TASK INSTRUCTIONS:
Set down every record below exactly as it stands, minus the pictures.
[SUPPLIED MATERIAL Boundary: Start]
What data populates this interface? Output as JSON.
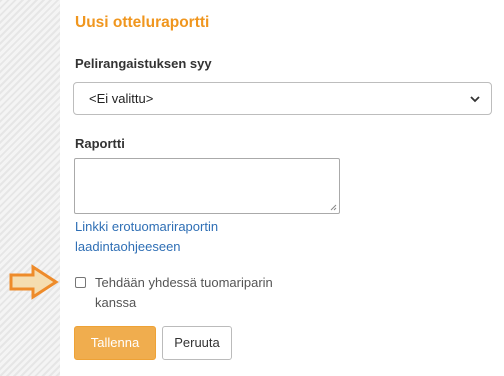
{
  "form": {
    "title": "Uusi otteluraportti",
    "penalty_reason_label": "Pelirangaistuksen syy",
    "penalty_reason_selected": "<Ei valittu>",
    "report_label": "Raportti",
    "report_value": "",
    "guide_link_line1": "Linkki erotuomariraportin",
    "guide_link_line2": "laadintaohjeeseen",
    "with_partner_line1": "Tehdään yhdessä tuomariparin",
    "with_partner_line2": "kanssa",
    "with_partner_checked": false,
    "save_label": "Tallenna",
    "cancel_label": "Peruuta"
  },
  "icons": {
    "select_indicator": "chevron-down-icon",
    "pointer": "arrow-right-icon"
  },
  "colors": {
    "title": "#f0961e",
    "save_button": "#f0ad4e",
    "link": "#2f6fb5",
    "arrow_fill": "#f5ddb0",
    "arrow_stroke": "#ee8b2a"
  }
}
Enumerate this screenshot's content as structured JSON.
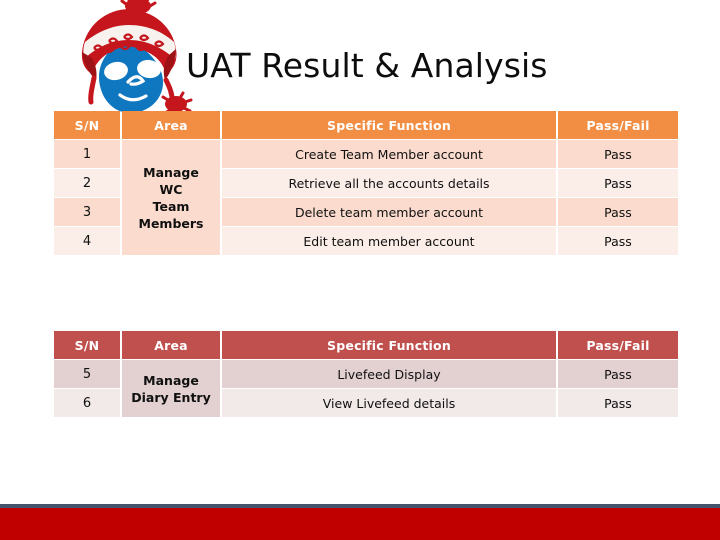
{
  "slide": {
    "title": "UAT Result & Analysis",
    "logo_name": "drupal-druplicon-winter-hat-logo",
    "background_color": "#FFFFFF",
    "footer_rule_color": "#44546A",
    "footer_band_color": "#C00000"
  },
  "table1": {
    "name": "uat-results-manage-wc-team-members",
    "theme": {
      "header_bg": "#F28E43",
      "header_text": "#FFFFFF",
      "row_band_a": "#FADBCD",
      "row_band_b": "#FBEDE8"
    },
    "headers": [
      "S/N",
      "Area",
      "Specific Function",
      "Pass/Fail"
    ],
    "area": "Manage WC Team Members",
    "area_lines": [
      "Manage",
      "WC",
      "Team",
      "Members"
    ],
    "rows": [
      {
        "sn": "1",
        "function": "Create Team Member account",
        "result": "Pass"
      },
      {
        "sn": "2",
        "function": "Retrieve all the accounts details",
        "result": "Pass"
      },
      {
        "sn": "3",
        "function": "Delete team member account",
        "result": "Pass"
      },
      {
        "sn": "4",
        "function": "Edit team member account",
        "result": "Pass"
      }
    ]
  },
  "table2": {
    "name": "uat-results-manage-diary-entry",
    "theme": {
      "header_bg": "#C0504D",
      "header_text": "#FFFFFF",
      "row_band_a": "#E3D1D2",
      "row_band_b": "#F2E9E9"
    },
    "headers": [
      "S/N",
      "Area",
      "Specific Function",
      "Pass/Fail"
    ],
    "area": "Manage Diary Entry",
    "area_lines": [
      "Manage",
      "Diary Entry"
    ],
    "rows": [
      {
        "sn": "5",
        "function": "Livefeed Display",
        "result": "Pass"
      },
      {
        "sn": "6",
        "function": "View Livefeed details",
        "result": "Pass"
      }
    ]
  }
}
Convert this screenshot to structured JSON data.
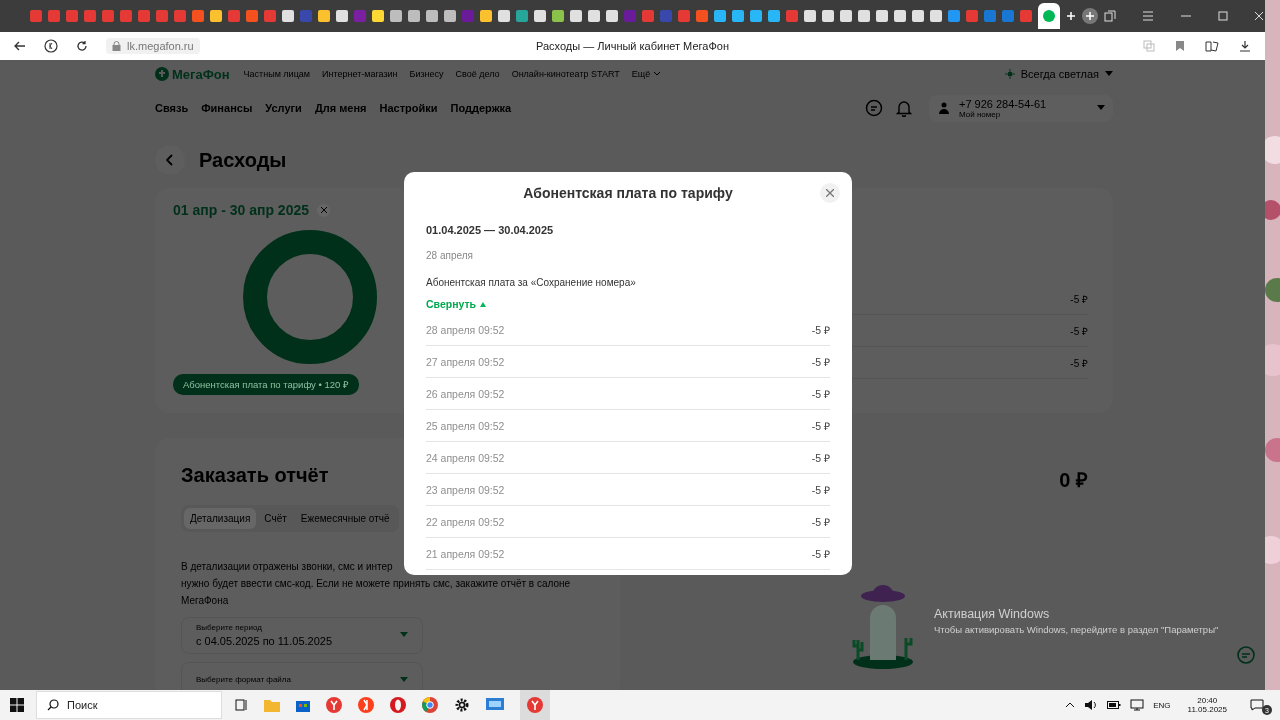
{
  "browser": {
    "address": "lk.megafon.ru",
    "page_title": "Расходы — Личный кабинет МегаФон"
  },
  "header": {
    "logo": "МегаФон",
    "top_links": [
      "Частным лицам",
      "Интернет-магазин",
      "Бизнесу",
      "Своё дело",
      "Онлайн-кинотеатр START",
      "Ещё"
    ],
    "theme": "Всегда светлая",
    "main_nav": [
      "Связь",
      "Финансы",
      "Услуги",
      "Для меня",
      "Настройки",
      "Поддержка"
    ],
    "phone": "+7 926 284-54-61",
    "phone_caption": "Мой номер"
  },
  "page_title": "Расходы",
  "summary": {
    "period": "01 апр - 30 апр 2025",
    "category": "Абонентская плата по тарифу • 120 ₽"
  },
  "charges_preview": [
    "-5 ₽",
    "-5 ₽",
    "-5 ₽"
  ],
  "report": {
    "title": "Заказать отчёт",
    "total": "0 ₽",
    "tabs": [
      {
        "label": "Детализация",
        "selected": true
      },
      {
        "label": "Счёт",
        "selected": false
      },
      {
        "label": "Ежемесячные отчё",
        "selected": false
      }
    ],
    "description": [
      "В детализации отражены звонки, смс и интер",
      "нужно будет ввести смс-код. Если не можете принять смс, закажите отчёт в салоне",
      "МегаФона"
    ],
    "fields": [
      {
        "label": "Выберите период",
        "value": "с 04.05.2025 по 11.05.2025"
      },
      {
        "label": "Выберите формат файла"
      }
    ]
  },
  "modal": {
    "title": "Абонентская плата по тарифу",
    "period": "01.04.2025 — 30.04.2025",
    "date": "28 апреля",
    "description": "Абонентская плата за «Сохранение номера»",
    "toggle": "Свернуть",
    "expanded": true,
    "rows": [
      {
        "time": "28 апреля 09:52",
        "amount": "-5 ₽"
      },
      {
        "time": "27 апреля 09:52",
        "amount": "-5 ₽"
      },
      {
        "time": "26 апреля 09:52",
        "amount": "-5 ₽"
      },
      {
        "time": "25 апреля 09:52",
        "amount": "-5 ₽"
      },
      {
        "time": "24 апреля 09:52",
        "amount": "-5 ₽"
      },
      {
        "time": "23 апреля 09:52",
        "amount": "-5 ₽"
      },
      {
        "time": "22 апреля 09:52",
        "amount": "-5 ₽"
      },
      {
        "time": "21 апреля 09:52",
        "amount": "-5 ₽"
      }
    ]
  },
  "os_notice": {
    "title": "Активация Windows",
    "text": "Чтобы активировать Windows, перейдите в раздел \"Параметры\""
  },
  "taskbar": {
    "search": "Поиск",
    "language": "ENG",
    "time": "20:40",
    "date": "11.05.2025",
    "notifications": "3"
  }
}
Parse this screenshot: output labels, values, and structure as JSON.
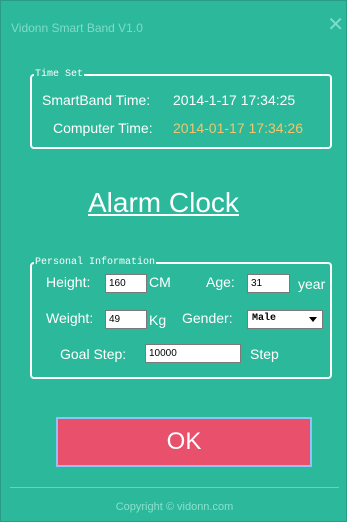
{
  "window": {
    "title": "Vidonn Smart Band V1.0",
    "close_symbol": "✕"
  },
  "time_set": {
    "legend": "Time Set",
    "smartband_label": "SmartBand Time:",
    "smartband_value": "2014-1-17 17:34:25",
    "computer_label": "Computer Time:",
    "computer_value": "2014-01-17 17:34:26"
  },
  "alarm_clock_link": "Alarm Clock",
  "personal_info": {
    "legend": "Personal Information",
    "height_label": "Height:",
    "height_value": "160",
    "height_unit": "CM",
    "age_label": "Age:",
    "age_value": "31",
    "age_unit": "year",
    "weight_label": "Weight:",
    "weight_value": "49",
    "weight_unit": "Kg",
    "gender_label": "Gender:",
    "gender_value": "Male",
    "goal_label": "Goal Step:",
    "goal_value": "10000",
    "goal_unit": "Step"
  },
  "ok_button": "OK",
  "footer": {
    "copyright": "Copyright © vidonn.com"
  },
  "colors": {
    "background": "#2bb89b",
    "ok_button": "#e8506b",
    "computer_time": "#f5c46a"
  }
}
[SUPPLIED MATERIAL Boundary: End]
RESPONSE BELOW:
What data populates this interface? Output as JSON.
{
  "form": {
    "title": "Uusi otteluraportti",
    "penalty_reason_label": "Pelirangaistuksen syy",
    "penalty_reason_selected": "<Ei valittu>",
    "report_label": "Raportti",
    "report_value": "",
    "guide_link_line1": "Linkki erotuomariraportin",
    "guide_link_line2": "laadintaohjeeseen",
    "with_partner_line1": "Tehdään yhdessä tuomariparin",
    "with_partner_line2": "kanssa",
    "with_partner_checked": false,
    "save_label": "Tallenna",
    "cancel_label": "Peruuta"
  },
  "icons": {
    "select_indicator": "chevron-down-icon",
    "pointer": "arrow-right-icon"
  },
  "colors": {
    "title": "#f0961e",
    "save_button": "#f0ad4e",
    "link": "#2f6fb5",
    "arrow_fill": "#f5ddb0",
    "arrow_stroke": "#ee8b2a"
  }
}
Enumerate this screenshot's content as structured JSON.
{
  "slide": {
    "title": "UAT Result & Analysis",
    "logo_name": "drupal-druplicon-winter-hat-logo",
    "background_color": "#FFFFFF",
    "footer_rule_color": "#44546A",
    "footer_band_color": "#C00000"
  },
  "table1": {
    "name": "uat-results-manage-wc-team-members",
    "theme": {
      "header_bg": "#F28E43",
      "header_text": "#FFFFFF",
      "row_band_a": "#FADBCD",
      "row_band_b": "#FBEDE8"
    },
    "headers": [
      "S/N",
      "Area",
      "Specific Function",
      "Pass/Fail"
    ],
    "area": "Manage WC Team Members",
    "area_lines": [
      "Manage",
      "WC",
      "Team",
      "Members"
    ],
    "rows": [
      {
        "sn": "1",
        "function": "Create Team Member account",
        "result": "Pass"
      },
      {
        "sn": "2",
        "function": "Retrieve all the accounts details",
        "result": "Pass"
      },
      {
        "sn": "3",
        "function": "Delete team member account",
        "result": "Pass"
      },
      {
        "sn": "4",
        "function": "Edit team member account",
        "result": "Pass"
      }
    ]
  },
  "table2": {
    "name": "uat-results-manage-diary-entry",
    "theme": {
      "header_bg": "#C0504D",
      "header_text": "#FFFFFF",
      "row_band_a": "#E3D1D2",
      "row_band_b": "#F2E9E9"
    },
    "headers": [
      "S/N",
      "Area",
      "Specific Function",
      "Pass/Fail"
    ],
    "area": "Manage Diary Entry",
    "area_lines": [
      "Manage",
      "Diary Entry"
    ],
    "rows": [
      {
        "sn": "5",
        "function": "Livefeed Display",
        "result": "Pass"
      },
      {
        "sn": "6",
        "function": "View Livefeed details",
        "result": "Pass"
      }
    ]
  }
}
Convert this screenshot to structured JSON data.
{
  "browser": {
    "address": "lk.megafon.ru",
    "page_title": "Расходы — Личный кабинет МегаФон"
  },
  "header": {
    "logo": "МегаФон",
    "top_links": [
      "Частным лицам",
      "Интернет-магазин",
      "Бизнесу",
      "Своё дело",
      "Онлайн-кинотеатр START",
      "Ещё"
    ],
    "theme": "Всегда светлая",
    "main_nav": [
      "Связь",
      "Финансы",
      "Услуги",
      "Для меня",
      "Настройки",
      "Поддержка"
    ],
    "phone": "+7 926 284-54-61",
    "phone_caption": "Мой номер"
  },
  "page_title": "Расходы",
  "summary": {
    "period": "01 апр - 30 апр 2025",
    "category": "Абонентская плата по тарифу • 120 ₽"
  },
  "charges_preview": [
    "-5 ₽",
    "-5 ₽",
    "-5 ₽"
  ],
  "report": {
    "title": "Заказать отчёт",
    "total": "0 ₽",
    "tabs": [
      {
        "label": "Детализация",
        "selected": true
      },
      {
        "label": "Счёт",
        "selected": false
      },
      {
        "label": "Ежемесячные отчё",
        "selected": false
      }
    ],
    "description": [
      "В детализации отражены звонки, смс и интер",
      "нужно будет ввести смс-код. Если не можете принять смс, закажите отчёт в салоне",
      "МегаФона"
    ],
    "fields": [
      {
        "label": "Выберите период",
        "value": "с 04.05.2025 по 11.05.2025"
      },
      {
        "label": "Выберите формат файла"
      }
    ]
  },
  "modal": {
    "title": "Абонентская плата по тарифу",
    "period": "01.04.2025 — 30.04.2025",
    "date": "28 апреля",
    "description": "Абонентская плата за «Сохранение номера»",
    "toggle": "Свернуть",
    "expanded": true,
    "rows": [
      {
        "time": "28 апреля 09:52",
        "amount": "-5 ₽"
      },
      {
        "time": "27 апреля 09:52",
        "amount": "-5 ₽"
      },
      {
        "time": "26 апреля 09:52",
        "amount": "-5 ₽"
      },
      {
        "time": "25 апреля 09:52",
        "amount": "-5 ₽"
      },
      {
        "time": "24 апреля 09:52",
        "amount": "-5 ₽"
      },
      {
        "time": "23 апреля 09:52",
        "amount": "-5 ₽"
      },
      {
        "time": "22 апреля 09:52",
        "amount": "-5 ₽"
      },
      {
        "time": "21 апреля 09:52",
        "amount": "-5 ₽"
      }
    ]
  },
  "os_notice": {
    "title": "Активация Windows",
    "text": "Чтобы активировать Windows, перейдите в раздел \"Параметры\""
  },
  "taskbar": {
    "search": "Поиск",
    "language": "ENG",
    "time": "20:40",
    "date": "11.05.2025",
    "notifications": "3"
  }
}
Parse this screenshot: output labels, values, and structure as JSON.
{
  "window": {
    "title": "Vidonn Smart Band V1.0",
    "close_symbol": "✕"
  },
  "time_set": {
    "legend": "Time Set",
    "smartband_label": "SmartBand Time:",
    "smartband_value": "2014-1-17 17:34:25",
    "computer_label": "Computer Time:",
    "computer_value": "2014-01-17 17:34:26"
  },
  "alarm_clock_link": "Alarm Clock",
  "personal_info": {
    "legend": "Personal Information",
    "height_label": "Height:",
    "height_value": "160",
    "height_unit": "CM",
    "age_label": "Age:",
    "age_value": "31",
    "age_unit": "year",
    "weight_label": "Weight:",
    "weight_value": "49",
    "weight_unit": "Kg",
    "gender_label": "Gender:",
    "gender_value": "Male",
    "goal_label": "Goal Step:",
    "goal_value": "10000",
    "goal_unit": "Step"
  },
  "ok_button": "OK",
  "footer": {
    "copyright": "Copyright © vidonn.com"
  },
  "colors": {
    "background": "#2bb89b",
    "ok_button": "#e8506b",
    "computer_time": "#f5c46a"
  }
}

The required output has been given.